Raw data section start

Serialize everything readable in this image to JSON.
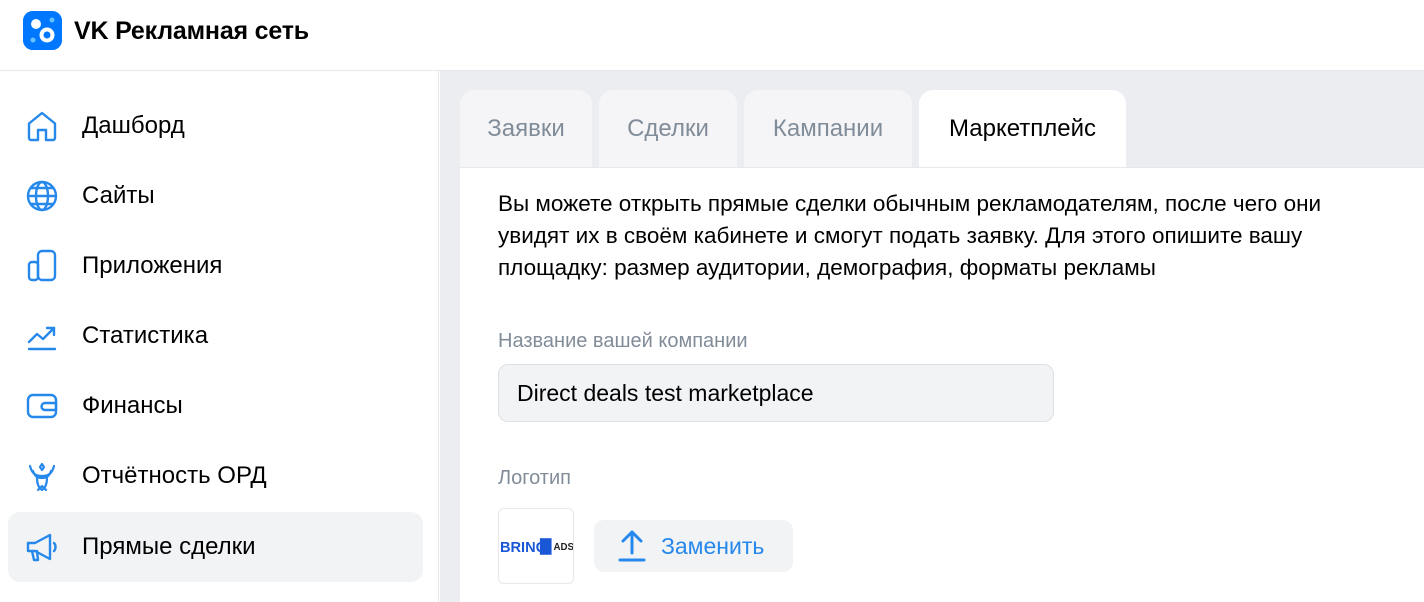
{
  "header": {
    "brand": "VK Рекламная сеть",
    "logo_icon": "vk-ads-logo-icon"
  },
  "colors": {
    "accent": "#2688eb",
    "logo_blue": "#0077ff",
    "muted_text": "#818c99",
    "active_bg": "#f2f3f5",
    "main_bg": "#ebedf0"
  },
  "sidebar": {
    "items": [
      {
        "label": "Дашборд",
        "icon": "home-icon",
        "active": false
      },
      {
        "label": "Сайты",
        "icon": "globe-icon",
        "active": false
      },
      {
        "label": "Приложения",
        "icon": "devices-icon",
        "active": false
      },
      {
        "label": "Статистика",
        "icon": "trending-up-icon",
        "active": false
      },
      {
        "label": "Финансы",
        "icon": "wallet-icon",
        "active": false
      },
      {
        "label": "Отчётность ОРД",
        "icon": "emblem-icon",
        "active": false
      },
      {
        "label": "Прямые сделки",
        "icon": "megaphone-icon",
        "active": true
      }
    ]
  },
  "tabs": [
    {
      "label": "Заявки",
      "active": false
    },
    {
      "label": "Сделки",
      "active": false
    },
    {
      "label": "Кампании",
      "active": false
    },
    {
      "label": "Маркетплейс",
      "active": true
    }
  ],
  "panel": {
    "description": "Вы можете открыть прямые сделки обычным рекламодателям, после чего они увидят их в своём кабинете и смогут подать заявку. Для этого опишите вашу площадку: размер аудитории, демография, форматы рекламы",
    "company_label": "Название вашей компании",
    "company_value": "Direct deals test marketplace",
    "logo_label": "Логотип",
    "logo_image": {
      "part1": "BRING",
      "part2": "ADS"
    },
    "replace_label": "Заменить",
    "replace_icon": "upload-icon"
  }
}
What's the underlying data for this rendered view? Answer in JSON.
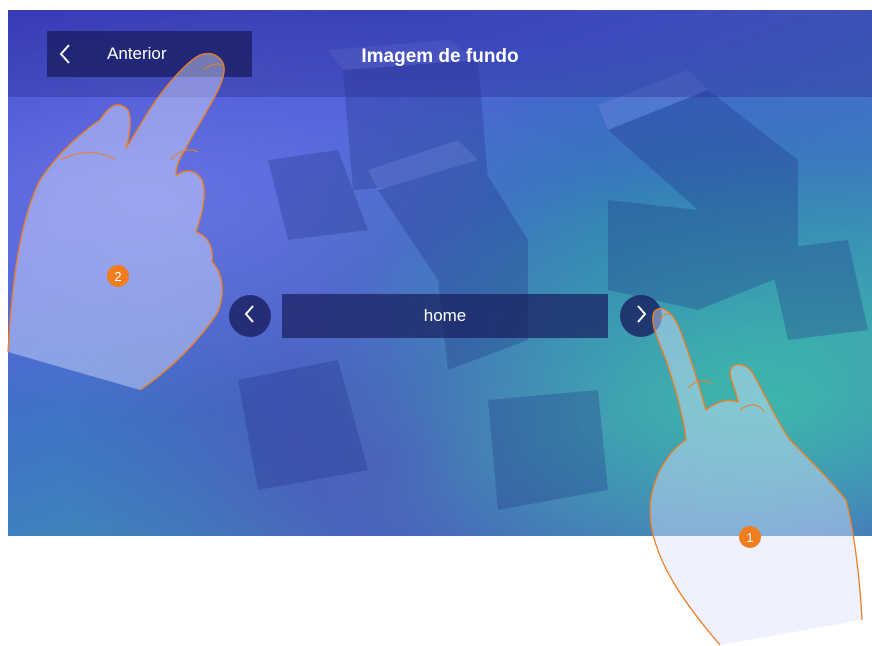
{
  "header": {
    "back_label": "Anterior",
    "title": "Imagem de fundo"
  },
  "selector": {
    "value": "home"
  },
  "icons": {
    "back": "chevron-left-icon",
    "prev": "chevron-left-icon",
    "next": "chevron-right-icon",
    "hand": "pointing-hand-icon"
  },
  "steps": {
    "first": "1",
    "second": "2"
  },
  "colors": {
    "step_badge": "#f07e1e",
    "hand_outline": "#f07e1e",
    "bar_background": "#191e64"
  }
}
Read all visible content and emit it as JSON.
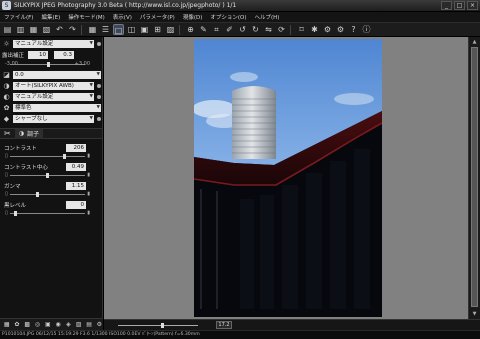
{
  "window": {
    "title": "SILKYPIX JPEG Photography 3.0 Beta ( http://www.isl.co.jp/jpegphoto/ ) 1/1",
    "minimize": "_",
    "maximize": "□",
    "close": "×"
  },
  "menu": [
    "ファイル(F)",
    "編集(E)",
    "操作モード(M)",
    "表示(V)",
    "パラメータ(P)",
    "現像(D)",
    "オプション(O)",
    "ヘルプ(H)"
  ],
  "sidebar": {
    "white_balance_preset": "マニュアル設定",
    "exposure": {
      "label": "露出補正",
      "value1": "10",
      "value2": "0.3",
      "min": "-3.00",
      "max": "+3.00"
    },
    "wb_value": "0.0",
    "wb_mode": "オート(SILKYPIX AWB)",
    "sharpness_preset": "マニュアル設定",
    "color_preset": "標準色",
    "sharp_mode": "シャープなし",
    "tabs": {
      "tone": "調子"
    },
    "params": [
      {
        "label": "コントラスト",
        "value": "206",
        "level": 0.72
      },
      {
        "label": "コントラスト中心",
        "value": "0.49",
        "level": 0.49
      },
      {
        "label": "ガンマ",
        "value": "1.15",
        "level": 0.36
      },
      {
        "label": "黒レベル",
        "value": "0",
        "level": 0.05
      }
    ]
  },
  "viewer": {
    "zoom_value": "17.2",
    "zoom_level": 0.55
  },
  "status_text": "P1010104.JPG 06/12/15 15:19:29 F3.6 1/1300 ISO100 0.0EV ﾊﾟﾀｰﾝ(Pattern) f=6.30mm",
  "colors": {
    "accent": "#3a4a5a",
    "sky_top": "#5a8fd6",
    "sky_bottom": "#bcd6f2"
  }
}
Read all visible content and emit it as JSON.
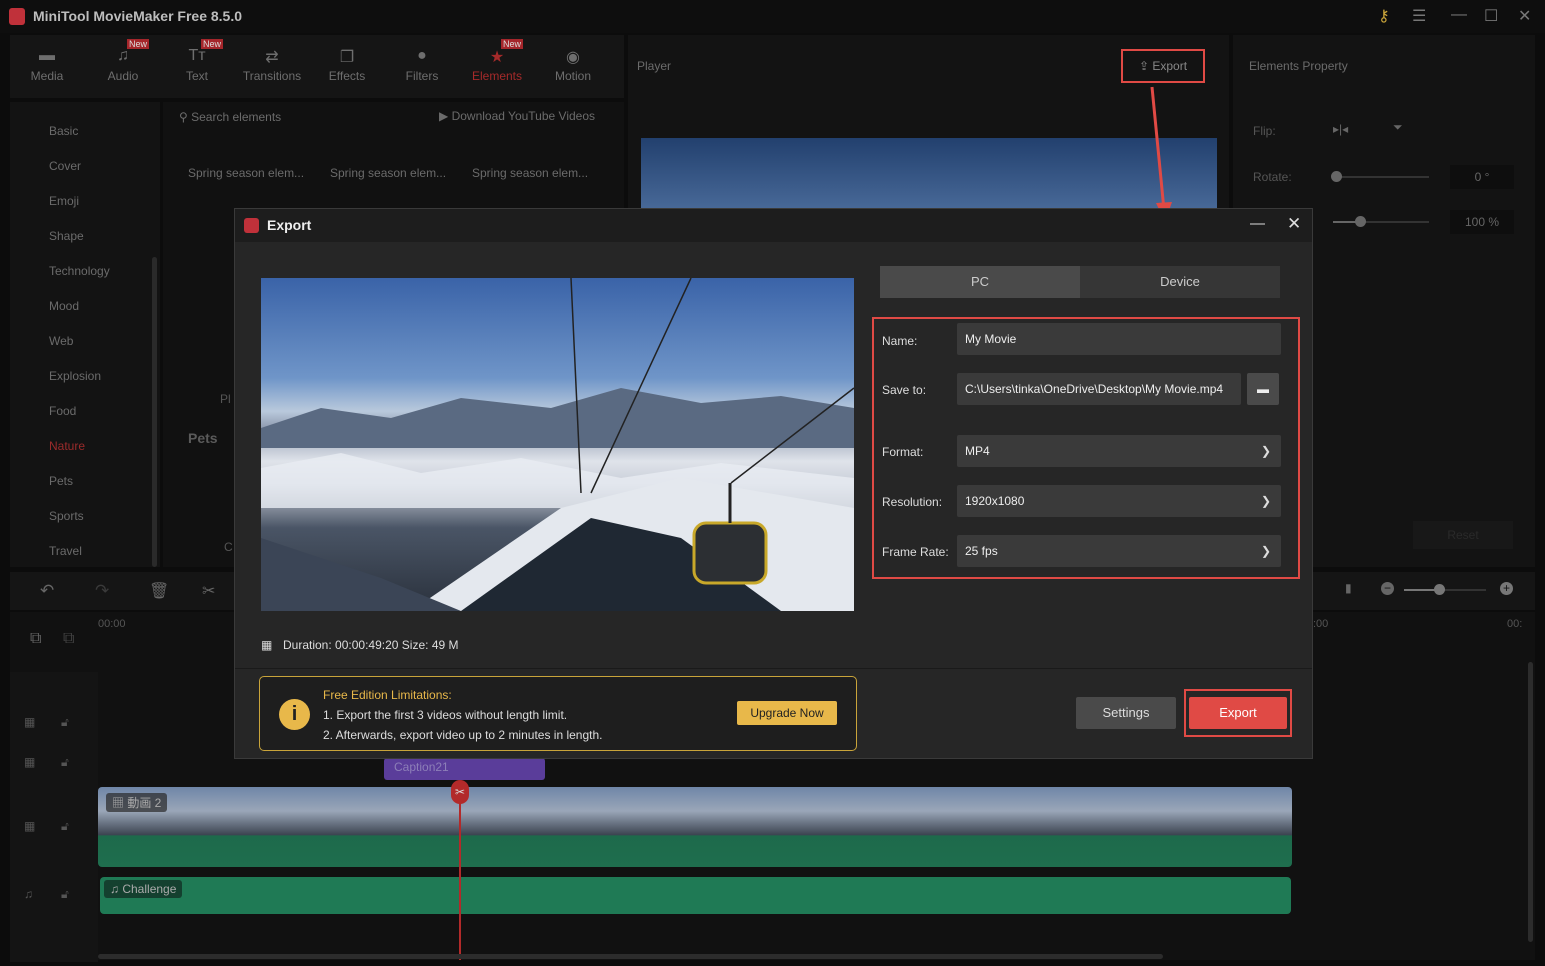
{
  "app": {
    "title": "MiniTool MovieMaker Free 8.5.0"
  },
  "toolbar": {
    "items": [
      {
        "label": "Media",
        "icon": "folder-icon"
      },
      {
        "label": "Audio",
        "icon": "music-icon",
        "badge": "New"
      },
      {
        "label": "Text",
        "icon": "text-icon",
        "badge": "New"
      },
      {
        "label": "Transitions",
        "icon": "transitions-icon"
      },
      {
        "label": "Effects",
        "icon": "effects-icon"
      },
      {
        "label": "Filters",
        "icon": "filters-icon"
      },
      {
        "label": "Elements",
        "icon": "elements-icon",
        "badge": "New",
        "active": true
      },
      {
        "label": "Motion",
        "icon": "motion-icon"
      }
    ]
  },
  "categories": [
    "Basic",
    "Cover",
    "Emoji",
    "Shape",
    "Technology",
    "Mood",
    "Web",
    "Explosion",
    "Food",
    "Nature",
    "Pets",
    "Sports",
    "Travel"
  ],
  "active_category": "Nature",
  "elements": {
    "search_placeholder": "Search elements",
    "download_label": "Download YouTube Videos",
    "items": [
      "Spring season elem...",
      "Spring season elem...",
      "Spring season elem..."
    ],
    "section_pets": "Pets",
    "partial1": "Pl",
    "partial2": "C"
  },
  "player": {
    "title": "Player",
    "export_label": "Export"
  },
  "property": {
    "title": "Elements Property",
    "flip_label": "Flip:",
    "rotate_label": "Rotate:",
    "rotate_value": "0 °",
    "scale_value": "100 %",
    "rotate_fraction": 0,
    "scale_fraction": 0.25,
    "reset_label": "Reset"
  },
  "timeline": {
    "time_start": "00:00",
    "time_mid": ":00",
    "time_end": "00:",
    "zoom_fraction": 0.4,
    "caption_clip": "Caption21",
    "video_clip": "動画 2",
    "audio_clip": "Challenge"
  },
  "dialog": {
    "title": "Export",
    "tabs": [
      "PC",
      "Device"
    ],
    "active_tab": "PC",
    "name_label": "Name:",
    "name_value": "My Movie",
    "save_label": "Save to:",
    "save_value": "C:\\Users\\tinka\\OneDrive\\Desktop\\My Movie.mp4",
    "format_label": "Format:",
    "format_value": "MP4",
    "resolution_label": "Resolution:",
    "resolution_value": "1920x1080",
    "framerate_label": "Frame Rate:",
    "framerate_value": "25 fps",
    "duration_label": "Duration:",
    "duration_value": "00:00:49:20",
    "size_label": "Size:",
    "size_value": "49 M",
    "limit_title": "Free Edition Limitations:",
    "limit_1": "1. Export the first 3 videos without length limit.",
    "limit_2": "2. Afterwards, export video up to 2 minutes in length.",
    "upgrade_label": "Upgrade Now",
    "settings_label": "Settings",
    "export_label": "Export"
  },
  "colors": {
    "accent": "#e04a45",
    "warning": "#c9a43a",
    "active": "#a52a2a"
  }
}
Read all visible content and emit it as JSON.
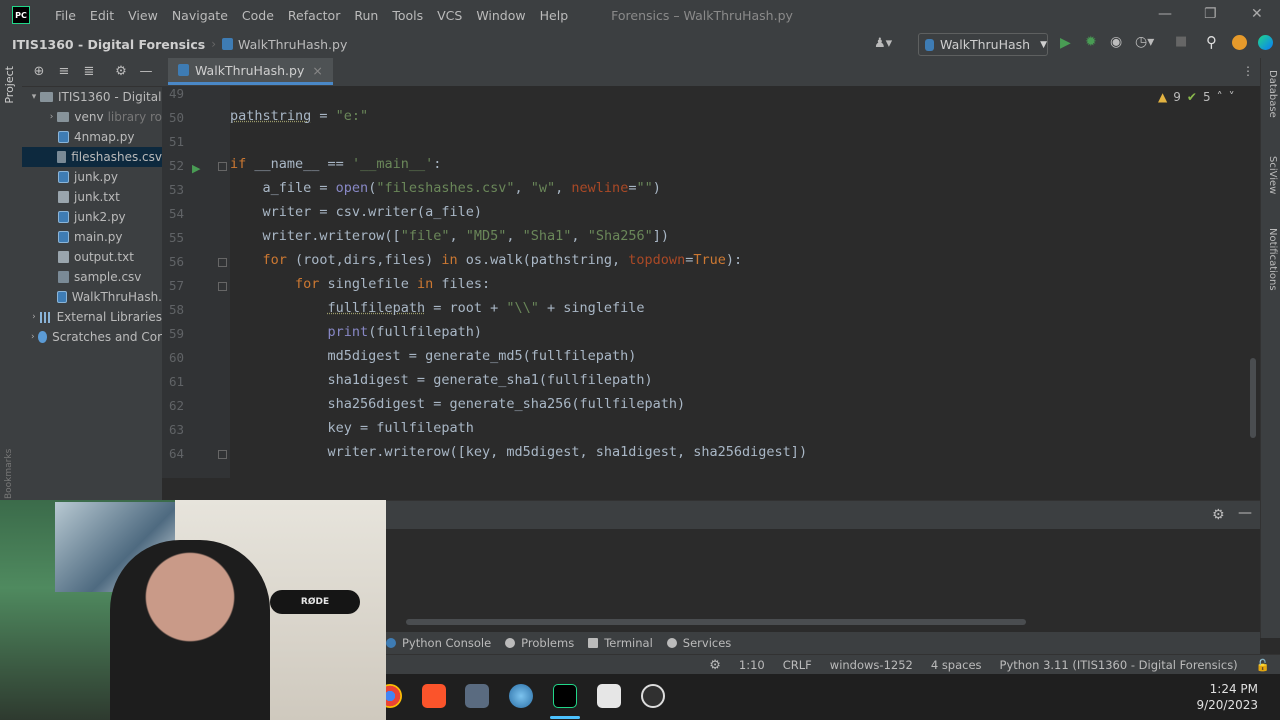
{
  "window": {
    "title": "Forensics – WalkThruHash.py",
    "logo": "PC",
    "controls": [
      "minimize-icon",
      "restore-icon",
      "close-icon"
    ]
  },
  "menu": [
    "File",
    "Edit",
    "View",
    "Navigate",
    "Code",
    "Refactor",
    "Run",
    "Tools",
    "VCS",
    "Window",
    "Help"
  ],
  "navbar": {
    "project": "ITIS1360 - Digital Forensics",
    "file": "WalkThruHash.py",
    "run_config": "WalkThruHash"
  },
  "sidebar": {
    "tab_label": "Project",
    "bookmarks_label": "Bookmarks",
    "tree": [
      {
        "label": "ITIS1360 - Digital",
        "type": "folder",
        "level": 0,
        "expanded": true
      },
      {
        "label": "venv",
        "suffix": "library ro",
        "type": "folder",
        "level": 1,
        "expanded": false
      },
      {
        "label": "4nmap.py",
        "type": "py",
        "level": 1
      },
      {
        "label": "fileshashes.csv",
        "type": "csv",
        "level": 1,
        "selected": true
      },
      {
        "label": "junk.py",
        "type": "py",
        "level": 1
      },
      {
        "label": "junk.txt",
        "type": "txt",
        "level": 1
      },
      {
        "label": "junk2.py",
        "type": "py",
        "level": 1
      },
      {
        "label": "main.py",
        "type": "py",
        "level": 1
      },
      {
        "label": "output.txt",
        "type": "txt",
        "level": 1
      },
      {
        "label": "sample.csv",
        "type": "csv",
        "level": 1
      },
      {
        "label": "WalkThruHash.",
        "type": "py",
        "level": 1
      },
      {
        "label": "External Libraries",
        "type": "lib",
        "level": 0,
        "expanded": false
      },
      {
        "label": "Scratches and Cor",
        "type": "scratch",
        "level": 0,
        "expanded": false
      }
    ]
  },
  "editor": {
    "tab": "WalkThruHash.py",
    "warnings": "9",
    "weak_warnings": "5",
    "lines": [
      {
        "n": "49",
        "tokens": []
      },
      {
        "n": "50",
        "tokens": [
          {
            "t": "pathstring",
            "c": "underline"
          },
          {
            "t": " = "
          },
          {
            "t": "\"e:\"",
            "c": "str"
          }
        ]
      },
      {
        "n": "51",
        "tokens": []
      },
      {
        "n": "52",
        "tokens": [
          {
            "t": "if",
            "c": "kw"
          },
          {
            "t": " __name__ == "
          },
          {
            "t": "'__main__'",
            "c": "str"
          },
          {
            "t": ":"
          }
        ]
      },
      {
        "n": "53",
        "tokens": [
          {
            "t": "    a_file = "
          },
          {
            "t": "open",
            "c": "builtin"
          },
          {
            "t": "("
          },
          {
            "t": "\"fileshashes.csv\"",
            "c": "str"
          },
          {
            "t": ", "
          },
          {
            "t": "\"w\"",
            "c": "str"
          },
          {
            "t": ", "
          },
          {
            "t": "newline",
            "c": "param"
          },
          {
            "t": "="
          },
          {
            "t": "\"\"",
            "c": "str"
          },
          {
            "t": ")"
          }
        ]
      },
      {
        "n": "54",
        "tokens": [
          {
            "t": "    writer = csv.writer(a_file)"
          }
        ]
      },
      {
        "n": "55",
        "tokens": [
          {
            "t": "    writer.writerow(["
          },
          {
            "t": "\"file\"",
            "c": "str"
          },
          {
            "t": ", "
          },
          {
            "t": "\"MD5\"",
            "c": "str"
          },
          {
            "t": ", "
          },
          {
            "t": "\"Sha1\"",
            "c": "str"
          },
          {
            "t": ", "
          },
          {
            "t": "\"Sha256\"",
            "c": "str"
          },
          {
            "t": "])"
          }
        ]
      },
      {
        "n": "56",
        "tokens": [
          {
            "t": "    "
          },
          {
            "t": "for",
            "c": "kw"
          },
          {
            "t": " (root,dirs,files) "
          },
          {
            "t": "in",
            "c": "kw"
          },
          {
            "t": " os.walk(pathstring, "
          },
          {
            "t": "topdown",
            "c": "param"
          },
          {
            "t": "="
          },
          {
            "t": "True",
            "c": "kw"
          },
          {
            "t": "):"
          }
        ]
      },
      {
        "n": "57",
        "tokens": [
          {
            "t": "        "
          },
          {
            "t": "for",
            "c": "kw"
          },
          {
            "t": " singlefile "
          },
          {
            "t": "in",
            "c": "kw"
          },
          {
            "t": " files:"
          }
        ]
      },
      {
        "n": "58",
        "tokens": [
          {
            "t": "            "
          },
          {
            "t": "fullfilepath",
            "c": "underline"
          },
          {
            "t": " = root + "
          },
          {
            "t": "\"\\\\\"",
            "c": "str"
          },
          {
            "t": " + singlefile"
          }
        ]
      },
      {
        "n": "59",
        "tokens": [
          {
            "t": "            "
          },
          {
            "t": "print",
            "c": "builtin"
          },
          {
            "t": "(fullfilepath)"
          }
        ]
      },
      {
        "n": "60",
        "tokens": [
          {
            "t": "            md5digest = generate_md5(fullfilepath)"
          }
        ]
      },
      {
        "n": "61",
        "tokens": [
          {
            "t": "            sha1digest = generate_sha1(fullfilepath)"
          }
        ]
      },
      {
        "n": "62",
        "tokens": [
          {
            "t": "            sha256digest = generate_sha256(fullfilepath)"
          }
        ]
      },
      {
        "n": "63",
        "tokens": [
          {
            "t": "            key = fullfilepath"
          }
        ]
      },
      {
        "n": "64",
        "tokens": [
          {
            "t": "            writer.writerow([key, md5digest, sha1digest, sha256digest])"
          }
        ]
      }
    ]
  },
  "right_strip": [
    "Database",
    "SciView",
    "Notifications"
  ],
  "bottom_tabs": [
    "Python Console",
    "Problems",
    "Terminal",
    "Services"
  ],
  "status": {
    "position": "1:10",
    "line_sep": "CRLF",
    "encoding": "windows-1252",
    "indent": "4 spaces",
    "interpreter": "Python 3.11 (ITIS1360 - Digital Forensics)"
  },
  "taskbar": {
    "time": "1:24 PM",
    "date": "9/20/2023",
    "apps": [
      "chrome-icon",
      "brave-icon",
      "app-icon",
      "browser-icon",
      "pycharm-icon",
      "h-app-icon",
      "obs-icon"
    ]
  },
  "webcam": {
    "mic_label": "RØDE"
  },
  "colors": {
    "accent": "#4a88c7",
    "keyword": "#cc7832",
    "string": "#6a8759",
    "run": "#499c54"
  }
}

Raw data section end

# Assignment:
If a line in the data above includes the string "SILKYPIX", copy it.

# Output below:
    "title": "SILKYPIX JPEG Photography 3.0 Beta ( http://www.isl.co.jp/jpegphoto/ ) 1/1",
    "wb_mode": "オート(SILKYPIX AWB)",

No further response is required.